═════ Input material
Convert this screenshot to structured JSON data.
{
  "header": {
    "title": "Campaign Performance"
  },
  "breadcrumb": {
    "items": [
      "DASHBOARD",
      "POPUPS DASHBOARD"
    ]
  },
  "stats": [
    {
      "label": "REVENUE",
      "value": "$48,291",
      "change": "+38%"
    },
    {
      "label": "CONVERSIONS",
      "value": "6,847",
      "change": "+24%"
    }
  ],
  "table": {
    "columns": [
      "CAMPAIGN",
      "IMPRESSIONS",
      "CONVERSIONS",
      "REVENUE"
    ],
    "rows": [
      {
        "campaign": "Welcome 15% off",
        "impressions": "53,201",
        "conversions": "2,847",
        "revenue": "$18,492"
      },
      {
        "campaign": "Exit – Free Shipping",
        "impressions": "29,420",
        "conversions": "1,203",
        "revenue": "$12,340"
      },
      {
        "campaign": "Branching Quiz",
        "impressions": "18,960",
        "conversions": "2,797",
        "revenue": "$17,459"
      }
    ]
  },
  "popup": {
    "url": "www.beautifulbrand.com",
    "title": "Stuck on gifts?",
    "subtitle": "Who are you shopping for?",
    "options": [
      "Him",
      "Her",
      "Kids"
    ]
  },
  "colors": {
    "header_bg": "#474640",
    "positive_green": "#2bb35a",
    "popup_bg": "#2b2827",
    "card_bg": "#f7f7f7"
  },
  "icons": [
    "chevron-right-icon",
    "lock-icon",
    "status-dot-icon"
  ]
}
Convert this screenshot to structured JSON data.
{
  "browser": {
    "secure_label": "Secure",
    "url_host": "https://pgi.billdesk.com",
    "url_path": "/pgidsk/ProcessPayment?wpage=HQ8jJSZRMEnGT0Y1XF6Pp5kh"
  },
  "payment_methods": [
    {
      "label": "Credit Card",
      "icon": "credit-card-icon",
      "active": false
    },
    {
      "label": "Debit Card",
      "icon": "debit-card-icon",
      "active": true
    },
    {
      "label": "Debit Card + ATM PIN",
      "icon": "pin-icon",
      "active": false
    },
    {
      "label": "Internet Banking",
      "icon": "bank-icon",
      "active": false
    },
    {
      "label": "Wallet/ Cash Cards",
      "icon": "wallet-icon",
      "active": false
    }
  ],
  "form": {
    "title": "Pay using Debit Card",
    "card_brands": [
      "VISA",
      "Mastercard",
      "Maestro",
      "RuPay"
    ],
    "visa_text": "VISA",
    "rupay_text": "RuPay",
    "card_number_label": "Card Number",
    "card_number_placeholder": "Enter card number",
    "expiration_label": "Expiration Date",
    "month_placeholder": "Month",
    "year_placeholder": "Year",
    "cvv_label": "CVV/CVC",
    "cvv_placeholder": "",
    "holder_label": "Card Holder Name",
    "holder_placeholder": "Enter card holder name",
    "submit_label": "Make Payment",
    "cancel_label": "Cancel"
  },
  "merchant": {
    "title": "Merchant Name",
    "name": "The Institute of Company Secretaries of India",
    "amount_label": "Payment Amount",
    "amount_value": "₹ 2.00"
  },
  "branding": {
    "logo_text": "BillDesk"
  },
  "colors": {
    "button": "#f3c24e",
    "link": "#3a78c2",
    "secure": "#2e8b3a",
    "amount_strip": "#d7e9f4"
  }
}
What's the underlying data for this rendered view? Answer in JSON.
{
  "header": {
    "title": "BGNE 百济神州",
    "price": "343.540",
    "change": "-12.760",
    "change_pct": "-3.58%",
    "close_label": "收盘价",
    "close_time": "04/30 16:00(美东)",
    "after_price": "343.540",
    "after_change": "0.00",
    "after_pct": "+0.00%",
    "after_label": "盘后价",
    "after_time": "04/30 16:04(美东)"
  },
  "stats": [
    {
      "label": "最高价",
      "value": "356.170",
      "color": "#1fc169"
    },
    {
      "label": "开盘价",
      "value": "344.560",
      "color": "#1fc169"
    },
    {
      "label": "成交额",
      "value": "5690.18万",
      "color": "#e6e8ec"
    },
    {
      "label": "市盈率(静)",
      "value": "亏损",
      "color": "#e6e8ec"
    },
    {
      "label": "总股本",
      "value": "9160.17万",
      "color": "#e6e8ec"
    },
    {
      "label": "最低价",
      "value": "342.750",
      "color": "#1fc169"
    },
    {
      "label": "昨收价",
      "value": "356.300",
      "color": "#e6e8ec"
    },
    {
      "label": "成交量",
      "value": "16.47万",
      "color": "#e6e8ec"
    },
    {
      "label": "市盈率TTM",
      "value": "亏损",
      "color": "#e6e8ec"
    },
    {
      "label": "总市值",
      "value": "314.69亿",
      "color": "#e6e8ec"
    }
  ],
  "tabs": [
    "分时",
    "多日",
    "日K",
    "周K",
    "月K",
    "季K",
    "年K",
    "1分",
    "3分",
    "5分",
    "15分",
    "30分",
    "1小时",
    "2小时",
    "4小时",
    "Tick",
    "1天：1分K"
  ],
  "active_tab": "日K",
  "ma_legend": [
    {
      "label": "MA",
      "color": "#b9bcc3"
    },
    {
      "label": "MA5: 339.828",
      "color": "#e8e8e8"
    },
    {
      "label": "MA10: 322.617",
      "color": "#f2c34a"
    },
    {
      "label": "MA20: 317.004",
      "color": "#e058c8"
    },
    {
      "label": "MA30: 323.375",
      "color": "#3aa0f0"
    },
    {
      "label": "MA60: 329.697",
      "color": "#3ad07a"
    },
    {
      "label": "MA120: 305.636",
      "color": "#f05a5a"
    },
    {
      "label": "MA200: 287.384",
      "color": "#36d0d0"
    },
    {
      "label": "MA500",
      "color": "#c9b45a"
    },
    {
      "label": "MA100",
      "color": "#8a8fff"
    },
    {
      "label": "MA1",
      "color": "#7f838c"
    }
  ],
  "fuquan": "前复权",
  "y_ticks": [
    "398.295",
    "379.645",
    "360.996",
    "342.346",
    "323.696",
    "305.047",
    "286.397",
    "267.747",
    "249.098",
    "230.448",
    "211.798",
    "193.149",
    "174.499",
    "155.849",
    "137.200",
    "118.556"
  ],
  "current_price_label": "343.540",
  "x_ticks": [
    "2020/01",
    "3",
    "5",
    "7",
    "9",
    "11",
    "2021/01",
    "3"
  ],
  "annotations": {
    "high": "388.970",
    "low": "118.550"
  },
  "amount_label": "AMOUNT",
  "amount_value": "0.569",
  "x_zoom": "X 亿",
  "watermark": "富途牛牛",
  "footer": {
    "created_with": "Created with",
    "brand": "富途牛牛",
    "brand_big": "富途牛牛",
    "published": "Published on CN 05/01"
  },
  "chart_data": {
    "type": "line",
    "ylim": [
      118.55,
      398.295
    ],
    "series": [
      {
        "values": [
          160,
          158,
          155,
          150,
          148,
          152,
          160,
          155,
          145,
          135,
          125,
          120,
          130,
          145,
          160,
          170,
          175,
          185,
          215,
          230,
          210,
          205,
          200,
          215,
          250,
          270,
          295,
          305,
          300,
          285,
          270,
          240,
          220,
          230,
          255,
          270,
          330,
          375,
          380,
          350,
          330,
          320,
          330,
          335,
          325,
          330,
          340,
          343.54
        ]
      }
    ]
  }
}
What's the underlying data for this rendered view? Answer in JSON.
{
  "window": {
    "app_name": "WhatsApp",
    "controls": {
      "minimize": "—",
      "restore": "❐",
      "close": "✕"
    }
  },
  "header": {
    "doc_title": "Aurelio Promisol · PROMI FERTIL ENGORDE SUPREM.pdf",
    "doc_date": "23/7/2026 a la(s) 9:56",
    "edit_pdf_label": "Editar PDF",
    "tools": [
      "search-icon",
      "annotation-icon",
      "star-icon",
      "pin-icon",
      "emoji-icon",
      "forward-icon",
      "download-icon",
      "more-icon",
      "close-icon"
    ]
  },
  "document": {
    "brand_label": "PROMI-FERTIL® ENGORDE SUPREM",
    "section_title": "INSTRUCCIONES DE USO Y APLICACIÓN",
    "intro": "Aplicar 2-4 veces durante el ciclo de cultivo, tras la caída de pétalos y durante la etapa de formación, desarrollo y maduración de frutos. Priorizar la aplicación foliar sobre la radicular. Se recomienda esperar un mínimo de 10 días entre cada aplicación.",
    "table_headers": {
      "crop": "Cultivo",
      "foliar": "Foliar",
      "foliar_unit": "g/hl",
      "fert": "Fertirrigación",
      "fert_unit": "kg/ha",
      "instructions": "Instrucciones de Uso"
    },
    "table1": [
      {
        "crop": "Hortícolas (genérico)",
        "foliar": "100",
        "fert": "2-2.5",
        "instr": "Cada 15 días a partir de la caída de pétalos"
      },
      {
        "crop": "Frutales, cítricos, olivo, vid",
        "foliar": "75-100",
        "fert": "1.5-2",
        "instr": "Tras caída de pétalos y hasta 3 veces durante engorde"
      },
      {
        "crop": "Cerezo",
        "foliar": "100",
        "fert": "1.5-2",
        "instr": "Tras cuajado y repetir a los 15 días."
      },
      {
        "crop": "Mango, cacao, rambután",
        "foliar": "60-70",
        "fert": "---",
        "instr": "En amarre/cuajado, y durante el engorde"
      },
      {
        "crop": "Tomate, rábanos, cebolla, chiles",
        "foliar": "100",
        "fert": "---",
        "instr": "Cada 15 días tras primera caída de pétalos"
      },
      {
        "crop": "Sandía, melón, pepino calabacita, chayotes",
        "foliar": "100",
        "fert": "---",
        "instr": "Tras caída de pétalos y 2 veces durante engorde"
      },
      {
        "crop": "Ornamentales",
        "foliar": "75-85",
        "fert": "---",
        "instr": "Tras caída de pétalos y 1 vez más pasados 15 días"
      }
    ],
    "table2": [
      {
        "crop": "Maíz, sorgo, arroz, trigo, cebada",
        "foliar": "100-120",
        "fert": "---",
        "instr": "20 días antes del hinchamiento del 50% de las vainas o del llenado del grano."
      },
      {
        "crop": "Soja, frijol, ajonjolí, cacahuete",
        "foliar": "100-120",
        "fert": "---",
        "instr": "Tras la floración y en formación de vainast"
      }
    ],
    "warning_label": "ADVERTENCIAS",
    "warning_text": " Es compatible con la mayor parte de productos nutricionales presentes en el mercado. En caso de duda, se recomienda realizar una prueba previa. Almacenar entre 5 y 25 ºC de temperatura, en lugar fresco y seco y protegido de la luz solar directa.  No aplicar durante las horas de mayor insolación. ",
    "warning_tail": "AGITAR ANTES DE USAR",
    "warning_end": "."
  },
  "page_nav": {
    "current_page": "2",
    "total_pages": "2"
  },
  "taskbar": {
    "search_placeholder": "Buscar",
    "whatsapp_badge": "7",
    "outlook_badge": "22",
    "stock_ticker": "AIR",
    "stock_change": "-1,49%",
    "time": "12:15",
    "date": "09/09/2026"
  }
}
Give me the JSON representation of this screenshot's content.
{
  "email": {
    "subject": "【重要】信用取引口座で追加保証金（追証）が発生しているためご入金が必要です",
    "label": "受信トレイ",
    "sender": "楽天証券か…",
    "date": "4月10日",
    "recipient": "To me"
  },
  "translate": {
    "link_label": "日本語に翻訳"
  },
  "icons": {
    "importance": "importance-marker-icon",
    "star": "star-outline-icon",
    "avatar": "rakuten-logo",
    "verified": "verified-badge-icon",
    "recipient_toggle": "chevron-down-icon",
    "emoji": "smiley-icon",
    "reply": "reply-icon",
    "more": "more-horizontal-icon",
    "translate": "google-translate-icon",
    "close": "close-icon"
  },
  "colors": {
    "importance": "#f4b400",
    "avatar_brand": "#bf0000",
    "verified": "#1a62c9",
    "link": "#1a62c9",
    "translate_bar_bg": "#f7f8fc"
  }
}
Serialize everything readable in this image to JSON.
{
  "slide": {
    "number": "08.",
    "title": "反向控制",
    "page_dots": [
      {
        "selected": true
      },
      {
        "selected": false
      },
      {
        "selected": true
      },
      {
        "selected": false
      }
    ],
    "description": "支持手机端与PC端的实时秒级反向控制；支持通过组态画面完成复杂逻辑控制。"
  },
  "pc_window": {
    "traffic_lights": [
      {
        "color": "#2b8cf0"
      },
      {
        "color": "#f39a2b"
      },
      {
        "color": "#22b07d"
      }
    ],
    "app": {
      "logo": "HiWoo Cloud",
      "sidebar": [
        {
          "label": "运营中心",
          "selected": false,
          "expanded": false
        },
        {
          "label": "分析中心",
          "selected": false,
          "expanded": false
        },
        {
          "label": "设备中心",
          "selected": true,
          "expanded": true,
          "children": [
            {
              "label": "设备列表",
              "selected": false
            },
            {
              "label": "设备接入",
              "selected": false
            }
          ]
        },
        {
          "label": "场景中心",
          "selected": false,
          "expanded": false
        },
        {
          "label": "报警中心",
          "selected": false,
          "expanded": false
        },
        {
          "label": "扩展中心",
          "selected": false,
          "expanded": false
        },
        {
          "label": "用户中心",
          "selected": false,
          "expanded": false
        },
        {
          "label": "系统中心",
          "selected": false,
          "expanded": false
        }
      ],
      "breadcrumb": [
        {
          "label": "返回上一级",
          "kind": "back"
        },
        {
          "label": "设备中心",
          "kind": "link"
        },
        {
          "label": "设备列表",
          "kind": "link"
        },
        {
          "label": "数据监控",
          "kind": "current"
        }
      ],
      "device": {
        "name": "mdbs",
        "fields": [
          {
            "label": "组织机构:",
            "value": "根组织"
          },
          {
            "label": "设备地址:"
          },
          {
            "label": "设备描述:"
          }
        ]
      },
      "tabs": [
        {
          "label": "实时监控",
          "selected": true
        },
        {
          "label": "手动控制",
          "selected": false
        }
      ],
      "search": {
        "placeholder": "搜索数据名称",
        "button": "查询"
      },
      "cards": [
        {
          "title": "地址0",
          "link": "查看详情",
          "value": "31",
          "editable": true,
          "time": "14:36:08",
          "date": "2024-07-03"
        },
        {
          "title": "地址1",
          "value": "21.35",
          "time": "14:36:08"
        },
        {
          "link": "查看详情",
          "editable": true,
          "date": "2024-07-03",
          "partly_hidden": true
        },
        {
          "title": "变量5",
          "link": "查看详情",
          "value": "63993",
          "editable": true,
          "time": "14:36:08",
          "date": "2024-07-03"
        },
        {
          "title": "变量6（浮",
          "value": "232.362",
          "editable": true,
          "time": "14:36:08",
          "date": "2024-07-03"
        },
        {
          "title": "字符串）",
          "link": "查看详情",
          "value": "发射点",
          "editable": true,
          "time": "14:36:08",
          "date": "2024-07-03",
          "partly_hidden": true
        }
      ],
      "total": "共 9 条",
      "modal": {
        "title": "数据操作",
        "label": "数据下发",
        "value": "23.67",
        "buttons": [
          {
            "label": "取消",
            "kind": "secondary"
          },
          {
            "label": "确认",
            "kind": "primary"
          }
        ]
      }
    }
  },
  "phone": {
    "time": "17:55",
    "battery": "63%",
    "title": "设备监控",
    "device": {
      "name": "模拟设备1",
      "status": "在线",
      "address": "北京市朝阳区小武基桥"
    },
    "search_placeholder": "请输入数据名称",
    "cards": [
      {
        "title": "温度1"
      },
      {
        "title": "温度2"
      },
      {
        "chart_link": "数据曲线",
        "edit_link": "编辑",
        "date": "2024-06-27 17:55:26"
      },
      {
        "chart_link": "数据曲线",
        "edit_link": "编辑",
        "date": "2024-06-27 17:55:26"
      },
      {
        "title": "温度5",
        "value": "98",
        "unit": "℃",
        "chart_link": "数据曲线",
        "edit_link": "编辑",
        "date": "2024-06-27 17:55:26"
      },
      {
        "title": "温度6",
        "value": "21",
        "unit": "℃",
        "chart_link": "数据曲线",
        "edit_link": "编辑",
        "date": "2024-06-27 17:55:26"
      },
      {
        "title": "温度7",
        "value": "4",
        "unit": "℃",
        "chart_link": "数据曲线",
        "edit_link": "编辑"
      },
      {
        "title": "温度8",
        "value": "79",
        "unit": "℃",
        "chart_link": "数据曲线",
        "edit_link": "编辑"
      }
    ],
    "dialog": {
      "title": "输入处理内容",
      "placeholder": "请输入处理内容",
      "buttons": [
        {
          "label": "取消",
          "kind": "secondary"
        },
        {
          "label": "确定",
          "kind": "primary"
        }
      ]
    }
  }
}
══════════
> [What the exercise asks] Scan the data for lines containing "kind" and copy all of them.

> [Task output]
          "kind": "back"
          "kind": "link"
          "kind": "link"
          "kind": "current"
            "kind": "secondary"
            "kind": "primary"
          "kind": "secondary"
          "kind": "primary"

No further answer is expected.